Exercise brief
Every entry must appear in the answer exactly as it does here.

Material for this task
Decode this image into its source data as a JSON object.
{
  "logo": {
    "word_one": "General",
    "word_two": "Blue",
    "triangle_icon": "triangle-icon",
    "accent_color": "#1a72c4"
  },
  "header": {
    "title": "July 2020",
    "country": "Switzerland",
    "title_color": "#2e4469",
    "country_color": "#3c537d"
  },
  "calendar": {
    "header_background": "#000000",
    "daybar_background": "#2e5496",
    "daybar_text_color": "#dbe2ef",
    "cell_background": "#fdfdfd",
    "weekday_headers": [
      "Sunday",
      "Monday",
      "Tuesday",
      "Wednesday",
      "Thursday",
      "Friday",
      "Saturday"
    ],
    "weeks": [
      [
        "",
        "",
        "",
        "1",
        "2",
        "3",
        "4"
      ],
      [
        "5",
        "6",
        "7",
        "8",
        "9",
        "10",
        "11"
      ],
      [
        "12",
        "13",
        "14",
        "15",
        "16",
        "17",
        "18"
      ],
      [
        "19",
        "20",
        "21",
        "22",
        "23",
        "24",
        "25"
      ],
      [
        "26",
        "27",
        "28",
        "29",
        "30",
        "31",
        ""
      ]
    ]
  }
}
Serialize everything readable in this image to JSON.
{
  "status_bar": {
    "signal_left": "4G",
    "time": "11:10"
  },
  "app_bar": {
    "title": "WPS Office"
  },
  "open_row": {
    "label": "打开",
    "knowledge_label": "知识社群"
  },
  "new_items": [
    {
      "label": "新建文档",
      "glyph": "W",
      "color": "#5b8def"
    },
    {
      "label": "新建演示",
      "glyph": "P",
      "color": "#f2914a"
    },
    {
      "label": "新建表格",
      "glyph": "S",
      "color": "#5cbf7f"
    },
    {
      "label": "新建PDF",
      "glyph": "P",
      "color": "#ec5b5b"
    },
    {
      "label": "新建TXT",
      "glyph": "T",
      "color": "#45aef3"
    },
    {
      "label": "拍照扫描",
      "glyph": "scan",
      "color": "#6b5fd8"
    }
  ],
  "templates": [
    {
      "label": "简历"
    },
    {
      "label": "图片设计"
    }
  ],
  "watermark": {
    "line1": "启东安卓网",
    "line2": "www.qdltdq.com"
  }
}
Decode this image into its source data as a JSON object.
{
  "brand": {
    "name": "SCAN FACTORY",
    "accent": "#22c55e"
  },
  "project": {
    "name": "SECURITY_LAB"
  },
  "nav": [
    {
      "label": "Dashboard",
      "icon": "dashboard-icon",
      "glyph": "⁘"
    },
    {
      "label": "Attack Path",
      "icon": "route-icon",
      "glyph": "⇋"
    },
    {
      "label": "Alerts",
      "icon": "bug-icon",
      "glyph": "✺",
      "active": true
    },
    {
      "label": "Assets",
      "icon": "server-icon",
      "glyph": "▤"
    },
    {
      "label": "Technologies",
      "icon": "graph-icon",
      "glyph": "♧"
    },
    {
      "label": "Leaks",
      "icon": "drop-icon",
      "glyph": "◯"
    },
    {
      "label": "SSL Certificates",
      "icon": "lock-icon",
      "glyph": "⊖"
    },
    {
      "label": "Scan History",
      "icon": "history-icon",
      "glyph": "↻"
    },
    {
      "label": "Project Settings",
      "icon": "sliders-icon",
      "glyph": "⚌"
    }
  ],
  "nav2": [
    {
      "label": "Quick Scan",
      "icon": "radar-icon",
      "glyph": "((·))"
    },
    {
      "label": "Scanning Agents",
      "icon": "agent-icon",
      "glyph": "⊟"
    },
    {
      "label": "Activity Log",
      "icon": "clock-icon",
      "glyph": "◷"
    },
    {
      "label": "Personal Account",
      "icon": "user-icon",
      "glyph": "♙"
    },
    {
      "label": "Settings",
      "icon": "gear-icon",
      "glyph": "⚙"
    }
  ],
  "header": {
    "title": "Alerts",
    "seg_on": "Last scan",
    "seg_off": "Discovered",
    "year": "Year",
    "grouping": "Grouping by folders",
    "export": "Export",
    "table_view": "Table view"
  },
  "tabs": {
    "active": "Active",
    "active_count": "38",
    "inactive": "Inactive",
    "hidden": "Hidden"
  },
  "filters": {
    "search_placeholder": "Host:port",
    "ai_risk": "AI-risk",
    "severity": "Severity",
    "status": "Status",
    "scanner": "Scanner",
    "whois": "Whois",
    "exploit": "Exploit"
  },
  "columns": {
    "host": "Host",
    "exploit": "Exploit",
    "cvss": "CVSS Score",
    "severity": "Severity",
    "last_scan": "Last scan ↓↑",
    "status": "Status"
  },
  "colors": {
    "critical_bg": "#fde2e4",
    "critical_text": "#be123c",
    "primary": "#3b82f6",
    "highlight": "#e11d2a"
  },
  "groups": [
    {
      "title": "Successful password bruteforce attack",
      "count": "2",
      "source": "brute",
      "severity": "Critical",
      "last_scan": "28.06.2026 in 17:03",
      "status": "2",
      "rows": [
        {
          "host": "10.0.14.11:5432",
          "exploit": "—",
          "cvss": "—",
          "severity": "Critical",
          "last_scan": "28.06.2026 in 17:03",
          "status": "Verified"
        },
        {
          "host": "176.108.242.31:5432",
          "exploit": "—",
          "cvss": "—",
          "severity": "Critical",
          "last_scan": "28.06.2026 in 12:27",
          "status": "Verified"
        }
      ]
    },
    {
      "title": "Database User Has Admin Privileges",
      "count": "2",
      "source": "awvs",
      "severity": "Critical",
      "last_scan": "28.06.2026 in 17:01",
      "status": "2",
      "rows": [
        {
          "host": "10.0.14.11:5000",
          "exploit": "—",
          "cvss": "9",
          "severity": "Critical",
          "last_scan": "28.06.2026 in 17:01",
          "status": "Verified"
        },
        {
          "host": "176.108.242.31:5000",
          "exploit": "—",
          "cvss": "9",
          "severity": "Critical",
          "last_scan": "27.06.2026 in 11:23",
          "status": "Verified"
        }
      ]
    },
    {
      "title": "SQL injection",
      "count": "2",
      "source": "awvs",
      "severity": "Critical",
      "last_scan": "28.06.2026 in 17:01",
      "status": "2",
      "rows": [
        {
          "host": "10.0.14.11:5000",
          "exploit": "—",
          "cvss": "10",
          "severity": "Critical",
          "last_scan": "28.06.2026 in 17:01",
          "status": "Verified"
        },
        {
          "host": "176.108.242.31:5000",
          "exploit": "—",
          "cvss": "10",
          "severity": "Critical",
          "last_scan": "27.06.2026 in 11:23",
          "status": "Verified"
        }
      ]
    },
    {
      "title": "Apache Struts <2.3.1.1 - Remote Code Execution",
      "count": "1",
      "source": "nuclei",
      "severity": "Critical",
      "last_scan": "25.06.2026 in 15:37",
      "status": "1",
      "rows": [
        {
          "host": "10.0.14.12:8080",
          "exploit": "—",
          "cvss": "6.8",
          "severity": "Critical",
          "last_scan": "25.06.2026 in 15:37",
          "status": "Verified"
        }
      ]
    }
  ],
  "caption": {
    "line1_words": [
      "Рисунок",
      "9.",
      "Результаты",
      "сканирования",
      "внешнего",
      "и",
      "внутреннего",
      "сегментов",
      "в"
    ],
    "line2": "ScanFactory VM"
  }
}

Result of the task
Decode this image into its source data as a JSON object.
{
  "logo": {
    "word_one": "General",
    "word_two": "Blue",
    "triangle_icon": "triangle-icon",
    "accent_color": "#1a72c4"
  },
  "header": {
    "title": "July 2020",
    "country": "Switzerland",
    "title_color": "#2e4469",
    "country_color": "#3c537d"
  },
  "calendar": {
    "header_background": "#000000",
    "daybar_background": "#2e5496",
    "daybar_text_color": "#dbe2ef",
    "cell_background": "#fdfdfd",
    "weekday_headers": [
      "Sunday",
      "Monday",
      "Tuesday",
      "Wednesday",
      "Thursday",
      "Friday",
      "Saturday"
    ],
    "weeks": [
      [
        "",
        "",
        "",
        "1",
        "2",
        "3",
        "4"
      ],
      [
        "5",
        "6",
        "7",
        "8",
        "9",
        "10",
        "11"
      ],
      [
        "12",
        "13",
        "14",
        "15",
        "16",
        "17",
        "18"
      ],
      [
        "19",
        "20",
        "21",
        "22",
        "23",
        "24",
        "25"
      ],
      [
        "26",
        "27",
        "28",
        "29",
        "30",
        "31",
        ""
      ]
    ]
  }
}
Serialize everything readable in this image to JSON.
{
  "status_bar": {
    "signal_left": "4G",
    "time": "11:10"
  },
  "app_bar": {
    "title": "WPS Office"
  },
  "open_row": {
    "label": "打开",
    "knowledge_label": "知识社群"
  },
  "new_items": [
    {
      "label": "新建文档",
      "glyph": "W",
      "color": "#5b8def"
    },
    {
      "label": "新建演示",
      "glyph": "P",
      "color": "#f2914a"
    },
    {
      "label": "新建表格",
      "glyph": "S",
      "color": "#5cbf7f"
    },
    {
      "label": "新建PDF",
      "glyph": "P",
      "color": "#ec5b5b"
    },
    {
      "label": "新建TXT",
      "glyph": "T",
      "color": "#45aef3"
    },
    {
      "label": "拍照扫描",
      "glyph": "scan",
      "color": "#6b5fd8"
    }
  ],
  "templates": [
    {
      "label": "简历"
    },
    {
      "label": "图片设计"
    }
  ],
  "watermark": {
    "line1": "启东安卓网",
    "line2": "www.qdltdq.com"
  }
}
Decode this image into its source data as a JSON object.
{
  "brand": {
    "name": "SCAN FACTORY",
    "accent": "#22c55e"
  },
  "project": {
    "name": "SECURITY_LAB"
  },
  "nav": [
    {
      "label": "Dashboard",
      "icon": "dashboard-icon",
      "glyph": "⁘"
    },
    {
      "label": "Attack Path",
      "icon": "route-icon",
      "glyph": "⇋"
    },
    {
      "label": "Alerts",
      "icon": "bug-icon",
      "glyph": "✺",
      "active": true
    },
    {
      "label": "Assets",
      "icon": "server-icon",
      "glyph": "▤"
    },
    {
      "label": "Technologies",
      "icon": "graph-icon",
      "glyph": "♧"
    },
    {
      "label": "Leaks",
      "icon": "drop-icon",
      "glyph": "◯"
    },
    {
      "label": "SSL Certificates",
      "icon": "lock-icon",
      "glyph": "⊖"
    },
    {
      "label": "Scan History",
      "icon": "history-icon",
      "glyph": "↻"
    },
    {
      "label": "Project Settings",
      "icon": "sliders-icon",
      "glyph": "⚌"
    }
  ],
  "nav2": [
    {
      "label": "Quick Scan",
      "icon": "radar-icon",
      "glyph": "((·))"
    },
    {
      "label": "Scanning Agents",
      "icon": "agent-icon",
      "glyph": "⊟"
    },
    {
      "label": "Activity Log",
      "icon": "clock-icon",
      "glyph": "◷"
    },
    {
      "label": "Personal Account",
      "icon": "user-icon",
      "glyph": "♙"
    },
    {
      "label": "Settings",
      "icon": "gear-icon",
      "glyph": "⚙"
    }
  ],
  "header": {
    "title": "Alerts",
    "seg_on": "Last scan",
    "seg_off": "Discovered",
    "year": "Year",
    "grouping": "Grouping by folders",
    "export": "Export",
    "table_view": "Table view"
  },
  "tabs": {
    "active": "Active",
    "active_count": "38",
    "inactive": "Inactive",
    "hidden": "Hidden"
  },
  "filters": {
    "search_placeholder": "Host:port",
    "ai_risk": "AI-risk",
    "severity": "Severity",
    "status": "Status",
    "scanner": "Scanner",
    "whois": "Whois",
    "exploit": "Exploit"
  },
  "columns": {
    "host": "Host",
    "exploit": "Exploit",
    "cvss": "CVSS Score",
    "severity": "Severity",
    "last_scan": "Last scan ↓↑",
    "status": "Status"
  },
  "colors": {
    "critical_bg": "#fde2e4",
    "critical_text": "#be123c",
    "primary": "#3b82f6",
    "highlight": "#e11d2a"
  },
  "groups": [
    {
      "title": "Successful password bruteforce attack",
      "count": "2",
      "source": "brute",
      "severity": "Critical",
      "last_scan": "28.06.2026 in 17:03",
      "status": "2",
      "rows": [
        {
          "host": "10.0.14.11:5432",
          "exploit": "—",
          "cvss": "—",
          "severity": "Critical",
          "last_scan": "28.06.2026 in 17:03",
          "status": "Verified"
        },
        {
          "host": "176.108.242.31:5432",
          "exploit": "—",
          "cvss": "—",
          "severity": "Critical",
          "last_scan": "28.06.2026 in 12:27",
          "status": "Verified"
        }
      ]
    },
    {
      "title": "Database User Has Admin Privileges",
      "count": "2",
      "source": "awvs",
      "severity": "Critical",
      "last_scan": "28.06.2026 in 17:01",
      "status": "2",
      "rows": [
        {
          "host": "10.0.14.11:5000",
          "exploit": "—",
          "cvss": "9",
          "severity": "Critical",
          "last_scan": "28.06.2026 in 17:01",
          "status": "Verified"
        },
        {
          "host": "176.108.242.31:5000",
          "exploit": "—",
          "cvss": "9",
          "severity": "Critical",
          "last_scan": "27.06.2026 in 11:23",
          "status": "Verified"
        }
      ]
    },
    {
      "title": "SQL injection",
      "count": "2",
      "source": "awvs",
      "severity": "Critical",
      "last_scan": "28.06.2026 in 17:01",
      "status": "2",
      "rows": [
        {
          "host": "10.0.14.11:5000",
          "exploit": "—",
          "cvss": "10",
          "severity": "Critical",
          "last_scan": "28.06.2026 in 17:01",
          "status": "Verified"
        },
        {
          "host": "176.108.242.31:5000",
          "exploit": "—",
          "cvss": "10",
          "severity": "Critical",
          "last_scan": "27.06.2026 in 11:23",
          "status": "Verified"
        }
      ]
    },
    {
      "title": "Apache Struts <2.3.1.1 - Remote Code Execution",
      "count": "1",
      "source": "nuclei",
      "severity": "Critical",
      "last_scan": "25.06.2026 in 15:37",
      "status": "1",
      "rows": [
        {
          "host": "10.0.14.12:8080",
          "exploit": "—",
          "cvss": "6.8",
          "severity": "Critical",
          "last_scan": "25.06.2026 in 15:37",
          "status": "Verified"
        }
      ]
    }
  ],
  "caption": {
    "line1_words": [
      "Рисунок",
      "9.",
      "Результаты",
      "сканирования",
      "внешнего",
      "и",
      "внутреннего",
      "сегментов",
      "в"
    ],
    "line2": "ScanFactory VM"
  }
}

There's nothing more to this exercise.